Prompt =
Return the lines below that contain "Intelligent".
**** Provided data ****
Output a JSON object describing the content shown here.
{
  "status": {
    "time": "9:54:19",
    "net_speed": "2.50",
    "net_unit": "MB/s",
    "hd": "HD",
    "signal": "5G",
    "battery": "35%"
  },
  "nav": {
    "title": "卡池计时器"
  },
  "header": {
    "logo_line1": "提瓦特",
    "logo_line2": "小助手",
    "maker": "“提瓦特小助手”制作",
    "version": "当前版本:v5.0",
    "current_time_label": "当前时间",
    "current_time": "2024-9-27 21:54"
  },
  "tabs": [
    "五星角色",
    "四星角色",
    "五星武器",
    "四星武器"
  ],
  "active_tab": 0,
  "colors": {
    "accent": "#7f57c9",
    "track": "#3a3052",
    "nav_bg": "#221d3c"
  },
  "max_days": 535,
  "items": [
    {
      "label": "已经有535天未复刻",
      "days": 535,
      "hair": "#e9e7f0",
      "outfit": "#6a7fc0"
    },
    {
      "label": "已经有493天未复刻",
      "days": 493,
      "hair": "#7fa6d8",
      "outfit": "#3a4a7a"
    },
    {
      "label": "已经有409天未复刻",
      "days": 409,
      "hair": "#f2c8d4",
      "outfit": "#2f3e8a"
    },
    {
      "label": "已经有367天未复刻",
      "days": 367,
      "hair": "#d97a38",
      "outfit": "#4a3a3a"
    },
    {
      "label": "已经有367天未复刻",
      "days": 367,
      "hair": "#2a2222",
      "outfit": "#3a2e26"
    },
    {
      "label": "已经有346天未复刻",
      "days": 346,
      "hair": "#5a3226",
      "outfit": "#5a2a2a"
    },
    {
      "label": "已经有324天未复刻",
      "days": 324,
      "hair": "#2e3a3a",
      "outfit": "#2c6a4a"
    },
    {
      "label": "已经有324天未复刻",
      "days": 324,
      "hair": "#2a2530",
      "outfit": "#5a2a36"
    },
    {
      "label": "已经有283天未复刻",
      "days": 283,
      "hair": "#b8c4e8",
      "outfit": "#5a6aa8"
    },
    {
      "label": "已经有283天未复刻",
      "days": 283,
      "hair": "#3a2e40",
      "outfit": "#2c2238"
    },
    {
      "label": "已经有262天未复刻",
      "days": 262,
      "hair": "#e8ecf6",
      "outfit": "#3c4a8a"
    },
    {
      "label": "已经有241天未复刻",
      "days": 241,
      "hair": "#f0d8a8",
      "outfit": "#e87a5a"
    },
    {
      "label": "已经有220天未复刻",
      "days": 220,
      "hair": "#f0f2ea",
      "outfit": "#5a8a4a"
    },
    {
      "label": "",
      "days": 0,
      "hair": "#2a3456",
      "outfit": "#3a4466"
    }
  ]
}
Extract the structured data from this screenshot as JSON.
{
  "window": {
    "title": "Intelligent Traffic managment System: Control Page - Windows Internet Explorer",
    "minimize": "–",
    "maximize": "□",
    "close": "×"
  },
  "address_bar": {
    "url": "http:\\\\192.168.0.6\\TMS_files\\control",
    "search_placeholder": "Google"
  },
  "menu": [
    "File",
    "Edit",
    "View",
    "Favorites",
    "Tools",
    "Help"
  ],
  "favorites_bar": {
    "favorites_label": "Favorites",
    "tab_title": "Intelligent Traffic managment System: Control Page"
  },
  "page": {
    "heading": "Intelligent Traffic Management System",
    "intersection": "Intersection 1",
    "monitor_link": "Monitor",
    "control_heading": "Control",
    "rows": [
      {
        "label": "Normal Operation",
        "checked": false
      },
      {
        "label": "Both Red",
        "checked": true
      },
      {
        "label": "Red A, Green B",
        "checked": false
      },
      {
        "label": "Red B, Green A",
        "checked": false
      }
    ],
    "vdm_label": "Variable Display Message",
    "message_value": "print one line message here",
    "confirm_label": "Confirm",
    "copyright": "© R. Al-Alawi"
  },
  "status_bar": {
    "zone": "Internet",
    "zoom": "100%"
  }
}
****
Answer below =
    "title": "Intelligent Traffic managment System: Control Page - Windows Internet Explorer",
    "tab_title": "Intelligent Traffic managment System: Control Page"
    "heading": "Intelligent Traffic Management System",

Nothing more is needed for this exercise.